Warning: Minor Spoilers!
So Body Parts has some other killer scenes and sequences, as well as a pretty eclectic supporting cast with faces and names you'll most certainly recognize from other films and television shows, most notably Brad Dourif (This guy's in everything!). It's got a unique and semi-surreal score, which I liked quite a bit, a constant eerie sense of dread and something else I forgot to mention, some badass practical effects and makeup work. Yet somehow it feels slightly off. I think some of the promotion of the film led you to believe that Bill is having trouble becoming accustomed to both his new body part and the thoughts, delusions and feeling that came with it, causing him to act out and becoming almost uncontrollable. Yes, that's part of the story, but it's only a very little part of it. Most of it deals with Bill's becoming acclimated to this new foreign body part and the things that start happening seemingly because of it, but the entire second half of the film takes on a different storyline and it's with this one where Body Parts really shines. You see, someone is out killing all the transplant recipients and stealing back the body parts. Very cool idea indeed and effects-wise, pretty gory and fun. So I feel the marketing was a bit off. I mean, it didn't ruin the overall experience, but I can see how some might have gotten the wrong idea going in thinking it was going to be about some guy who starts going crazy after receiving this new limb. For sure, that would be a badass film in it's own right, but at it's heart, that's not what Body Parts is about. It's almost like two stories that shift at the halfway mark. But oddly enough, it's the slightly different first half that sort of warms you up for the killer second. It's slower, yes, but it doesn't mean it's any less entertaining. It's a slower buildup than what I was expecting, but it's only to knock your socks off with the second half, which it does, gleefully. And at running only 1 hour and 20 minutes, it's a shorter film than I'm used to, but it's as short and as long as it needs to be.

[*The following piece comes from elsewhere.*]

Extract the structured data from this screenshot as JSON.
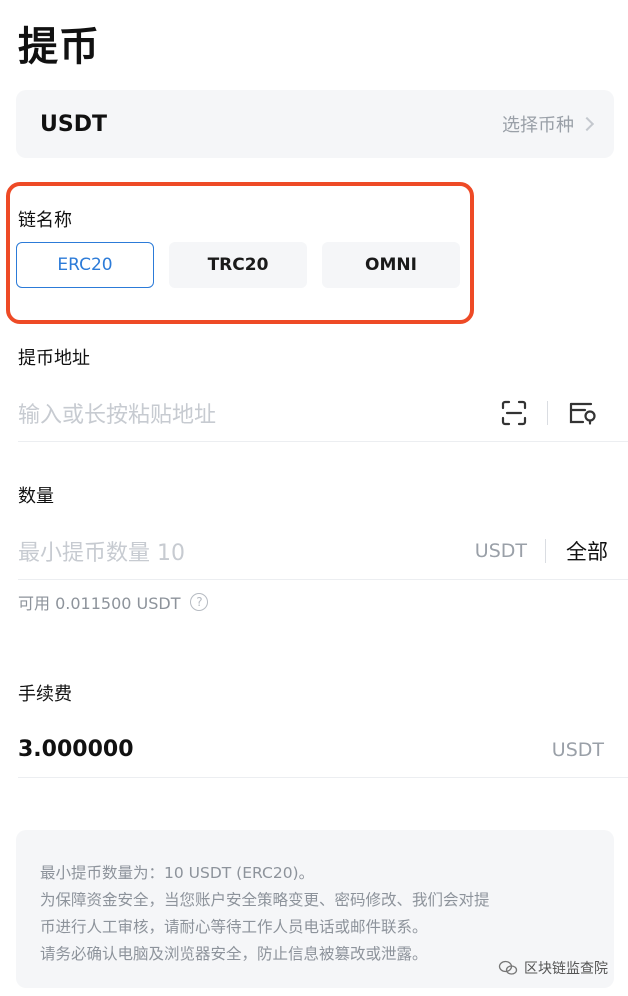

Great look, great effects, great performance from Jeff Fahey, along with some really standout sequences make this one you should definitely seek out.